**Work to be completed:** Below are some records; find each line that carries the word "screenshot" and copy it.

**Information supplied:**
*** Begin section ***
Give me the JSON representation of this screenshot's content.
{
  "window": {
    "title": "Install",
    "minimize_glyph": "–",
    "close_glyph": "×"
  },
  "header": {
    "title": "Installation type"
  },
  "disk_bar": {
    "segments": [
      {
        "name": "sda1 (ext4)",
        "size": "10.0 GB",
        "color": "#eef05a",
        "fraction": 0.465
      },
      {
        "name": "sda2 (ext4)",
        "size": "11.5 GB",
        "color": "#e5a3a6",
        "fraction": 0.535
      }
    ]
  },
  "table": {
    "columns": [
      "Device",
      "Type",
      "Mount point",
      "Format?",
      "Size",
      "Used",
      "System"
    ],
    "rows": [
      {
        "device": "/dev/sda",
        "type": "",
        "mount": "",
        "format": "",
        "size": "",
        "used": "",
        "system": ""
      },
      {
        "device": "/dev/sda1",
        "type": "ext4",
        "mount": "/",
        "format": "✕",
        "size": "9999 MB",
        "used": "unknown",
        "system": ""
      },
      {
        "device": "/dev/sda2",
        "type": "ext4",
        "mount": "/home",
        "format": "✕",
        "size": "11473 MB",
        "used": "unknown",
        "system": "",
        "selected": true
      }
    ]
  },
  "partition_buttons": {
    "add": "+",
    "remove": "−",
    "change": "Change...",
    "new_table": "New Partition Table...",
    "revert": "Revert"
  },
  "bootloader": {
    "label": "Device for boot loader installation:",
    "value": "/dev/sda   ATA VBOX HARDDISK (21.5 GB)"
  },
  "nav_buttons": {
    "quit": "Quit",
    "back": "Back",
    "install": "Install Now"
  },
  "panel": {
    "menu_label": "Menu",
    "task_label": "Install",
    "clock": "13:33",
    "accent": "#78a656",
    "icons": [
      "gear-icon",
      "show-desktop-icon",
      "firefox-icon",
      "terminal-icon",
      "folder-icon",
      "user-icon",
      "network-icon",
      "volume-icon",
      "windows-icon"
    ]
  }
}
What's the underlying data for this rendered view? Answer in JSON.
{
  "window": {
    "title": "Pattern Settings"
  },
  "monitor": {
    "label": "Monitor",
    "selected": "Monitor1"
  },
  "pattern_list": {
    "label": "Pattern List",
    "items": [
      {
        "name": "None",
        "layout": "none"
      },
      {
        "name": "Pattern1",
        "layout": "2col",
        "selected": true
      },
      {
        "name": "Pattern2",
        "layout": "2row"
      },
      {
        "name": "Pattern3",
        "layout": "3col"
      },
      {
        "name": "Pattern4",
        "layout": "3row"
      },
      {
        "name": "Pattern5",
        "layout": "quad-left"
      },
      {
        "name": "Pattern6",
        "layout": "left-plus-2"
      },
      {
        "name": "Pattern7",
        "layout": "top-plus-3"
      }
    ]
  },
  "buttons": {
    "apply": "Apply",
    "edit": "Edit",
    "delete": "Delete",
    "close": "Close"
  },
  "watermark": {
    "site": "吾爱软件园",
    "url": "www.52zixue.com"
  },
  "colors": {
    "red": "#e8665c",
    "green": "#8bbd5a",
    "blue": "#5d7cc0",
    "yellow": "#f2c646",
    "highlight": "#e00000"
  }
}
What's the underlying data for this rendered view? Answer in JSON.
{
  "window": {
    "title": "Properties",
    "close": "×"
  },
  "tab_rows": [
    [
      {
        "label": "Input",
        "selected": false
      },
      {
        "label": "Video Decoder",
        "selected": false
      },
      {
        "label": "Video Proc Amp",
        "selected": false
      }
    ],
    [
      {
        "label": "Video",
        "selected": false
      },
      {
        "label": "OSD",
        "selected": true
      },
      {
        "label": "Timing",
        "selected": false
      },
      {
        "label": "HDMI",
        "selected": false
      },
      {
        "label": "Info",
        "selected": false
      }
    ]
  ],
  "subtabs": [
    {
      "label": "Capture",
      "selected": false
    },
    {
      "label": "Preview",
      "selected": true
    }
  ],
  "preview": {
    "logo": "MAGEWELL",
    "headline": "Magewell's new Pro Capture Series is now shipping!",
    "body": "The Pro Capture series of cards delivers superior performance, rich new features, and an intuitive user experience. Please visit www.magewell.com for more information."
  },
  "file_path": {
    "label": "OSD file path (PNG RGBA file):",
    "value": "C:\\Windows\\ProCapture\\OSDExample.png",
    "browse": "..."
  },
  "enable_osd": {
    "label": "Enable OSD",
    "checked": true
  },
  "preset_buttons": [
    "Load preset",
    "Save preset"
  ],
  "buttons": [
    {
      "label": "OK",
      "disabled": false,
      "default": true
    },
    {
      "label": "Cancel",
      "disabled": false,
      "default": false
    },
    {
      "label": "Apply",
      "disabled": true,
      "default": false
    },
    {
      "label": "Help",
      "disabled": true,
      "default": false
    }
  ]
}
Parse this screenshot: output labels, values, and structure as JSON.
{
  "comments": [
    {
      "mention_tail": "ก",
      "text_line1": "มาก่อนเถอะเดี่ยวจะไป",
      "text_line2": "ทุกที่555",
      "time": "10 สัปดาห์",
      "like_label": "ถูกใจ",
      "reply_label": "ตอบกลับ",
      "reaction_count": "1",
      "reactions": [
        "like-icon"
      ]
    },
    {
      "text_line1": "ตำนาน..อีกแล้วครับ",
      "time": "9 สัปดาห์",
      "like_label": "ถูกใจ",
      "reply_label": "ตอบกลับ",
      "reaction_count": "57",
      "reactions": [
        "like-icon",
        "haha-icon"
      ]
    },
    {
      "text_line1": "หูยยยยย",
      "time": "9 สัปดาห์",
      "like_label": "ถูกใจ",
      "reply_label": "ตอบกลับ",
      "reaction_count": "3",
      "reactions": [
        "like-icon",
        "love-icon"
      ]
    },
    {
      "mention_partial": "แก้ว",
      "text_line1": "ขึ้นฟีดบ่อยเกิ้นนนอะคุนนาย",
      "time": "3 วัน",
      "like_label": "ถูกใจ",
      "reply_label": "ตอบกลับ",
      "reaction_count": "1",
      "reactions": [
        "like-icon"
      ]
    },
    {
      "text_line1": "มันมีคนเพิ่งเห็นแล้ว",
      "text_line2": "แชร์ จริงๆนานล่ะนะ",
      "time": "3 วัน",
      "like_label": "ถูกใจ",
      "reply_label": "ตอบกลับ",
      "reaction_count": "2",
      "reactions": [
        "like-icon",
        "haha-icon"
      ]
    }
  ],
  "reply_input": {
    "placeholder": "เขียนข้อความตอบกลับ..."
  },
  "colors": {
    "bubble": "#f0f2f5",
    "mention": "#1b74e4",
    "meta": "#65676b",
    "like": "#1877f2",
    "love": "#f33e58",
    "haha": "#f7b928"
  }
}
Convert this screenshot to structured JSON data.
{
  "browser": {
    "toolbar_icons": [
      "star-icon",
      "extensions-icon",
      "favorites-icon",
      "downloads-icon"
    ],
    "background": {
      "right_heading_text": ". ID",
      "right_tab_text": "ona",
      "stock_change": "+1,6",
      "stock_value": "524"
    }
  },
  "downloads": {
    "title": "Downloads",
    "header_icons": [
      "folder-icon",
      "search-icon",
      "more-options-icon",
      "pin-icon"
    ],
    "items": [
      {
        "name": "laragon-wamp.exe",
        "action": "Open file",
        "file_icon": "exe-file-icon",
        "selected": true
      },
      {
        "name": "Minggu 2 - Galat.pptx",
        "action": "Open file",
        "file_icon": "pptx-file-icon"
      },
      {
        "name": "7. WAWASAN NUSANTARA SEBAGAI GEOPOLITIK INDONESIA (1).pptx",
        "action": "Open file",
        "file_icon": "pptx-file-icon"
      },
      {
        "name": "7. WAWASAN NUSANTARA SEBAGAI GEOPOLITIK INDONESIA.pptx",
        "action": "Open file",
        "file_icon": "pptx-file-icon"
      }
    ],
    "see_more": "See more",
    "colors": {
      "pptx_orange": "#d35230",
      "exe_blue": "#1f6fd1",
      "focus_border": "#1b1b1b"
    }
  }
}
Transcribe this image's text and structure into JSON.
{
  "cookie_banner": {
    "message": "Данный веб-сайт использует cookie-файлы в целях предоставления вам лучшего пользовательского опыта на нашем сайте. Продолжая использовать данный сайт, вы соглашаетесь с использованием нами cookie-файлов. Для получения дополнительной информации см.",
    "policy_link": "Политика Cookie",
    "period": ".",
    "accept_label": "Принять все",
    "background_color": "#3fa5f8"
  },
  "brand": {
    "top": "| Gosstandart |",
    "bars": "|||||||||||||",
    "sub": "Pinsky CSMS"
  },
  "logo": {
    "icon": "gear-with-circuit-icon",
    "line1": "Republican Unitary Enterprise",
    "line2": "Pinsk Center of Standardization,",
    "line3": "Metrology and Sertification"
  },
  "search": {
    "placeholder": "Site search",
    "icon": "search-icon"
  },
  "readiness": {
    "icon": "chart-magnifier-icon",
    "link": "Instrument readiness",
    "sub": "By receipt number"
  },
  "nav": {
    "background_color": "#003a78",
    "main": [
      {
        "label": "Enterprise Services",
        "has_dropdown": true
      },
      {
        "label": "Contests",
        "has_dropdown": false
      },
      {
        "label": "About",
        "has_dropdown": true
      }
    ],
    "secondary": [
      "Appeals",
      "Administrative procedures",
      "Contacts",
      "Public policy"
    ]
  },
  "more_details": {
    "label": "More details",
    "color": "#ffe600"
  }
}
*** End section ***
**Answer:**
Give me the JSON representation of this screenshot's content.
Parse this screenshot: output labels, values, and structure as JSON.
Convert this screenshot to structured JSON data.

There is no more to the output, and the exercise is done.